● Task goal: Find the string "Reajuste" in the data, then copy every line where it is found.

● The data:
+-------+
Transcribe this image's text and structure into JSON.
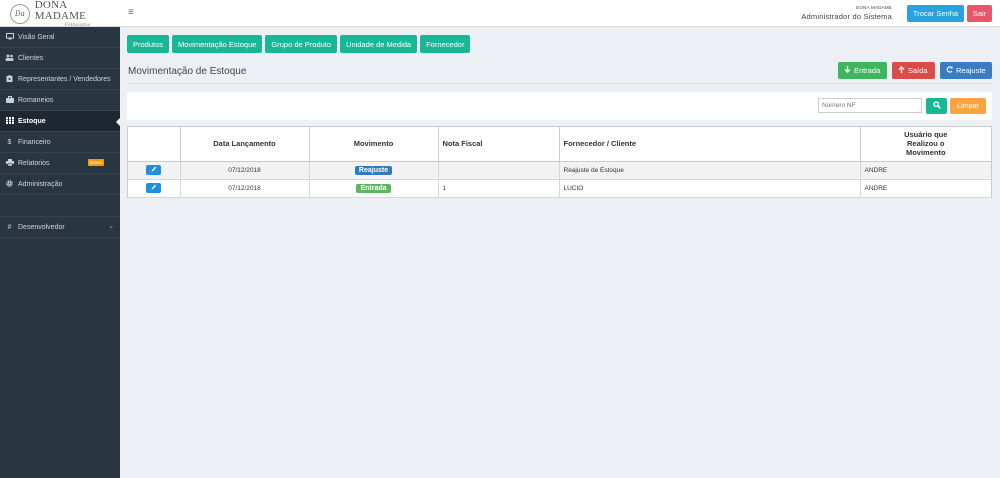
{
  "brand": {
    "mark": "Da",
    "title": "DONA MADAME",
    "subtitle": "Folheados"
  },
  "header": {
    "company": "DONA MADAME",
    "role": "Administrador do Sistema",
    "change_password_label": "Trocar Senha",
    "logout_label": "Sair",
    "menu_icon": "hamburger-icon"
  },
  "sidebar": {
    "items": [
      {
        "label": "Visão Geral",
        "icon": "monitor-icon"
      },
      {
        "label": "Clientes",
        "icon": "users-icon"
      },
      {
        "label": "Representantes / Vendedores",
        "icon": "id-card-icon"
      },
      {
        "label": "Romaneios",
        "icon": "briefcase-icon"
      },
      {
        "label": "Estoque",
        "icon": "grid-icon",
        "active": true
      },
      {
        "label": "Financeiro",
        "icon": "dollar-icon"
      },
      {
        "label": "Relatorios",
        "icon": "printer-icon",
        "badge": "Breve"
      },
      {
        "label": "Administração",
        "icon": "gear-icon"
      },
      {
        "label": "Desenvolvedor",
        "icon": "hash-icon"
      }
    ]
  },
  "tabs": [
    "Produtos",
    "Movimentação Estoque",
    "Grupo de Produto",
    "Unidade de Medida",
    "Fornecedor"
  ],
  "page": {
    "title": "Movimentação de Estoque"
  },
  "actions": {
    "entrada": "Entrada",
    "saida": "Saída",
    "reajuste": "Reajuste"
  },
  "filter": {
    "nf_placeholder": "Número NF",
    "clear_label": "Limpar"
  },
  "table": {
    "headers": [
      "",
      "Data Lançamento",
      "Movimento",
      "Nota Fiscal",
      "Fornecedor / Cliente",
      "Usuário que Realizou o Movimento"
    ],
    "rows": [
      {
        "date": "07/12/2018",
        "movement": "Reajuste",
        "nf": "",
        "party": "Reajuste de Estoque",
        "user": "ANDRE"
      },
      {
        "date": "07/12/2018",
        "movement": "Entrada",
        "nf": "1",
        "party": "LUCIO",
        "user": "ANDRE"
      }
    ]
  },
  "colors": {
    "sidebar_bg": "#2a3542",
    "accent_green": "#18b795",
    "blue": "#2ca0e1",
    "red": "#e9566a"
  }
}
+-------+
● Solution for this task:
    "reajuste": "Reajuste"
        "movement": "Reajuste",
        "party": "Reajuste de Estoque",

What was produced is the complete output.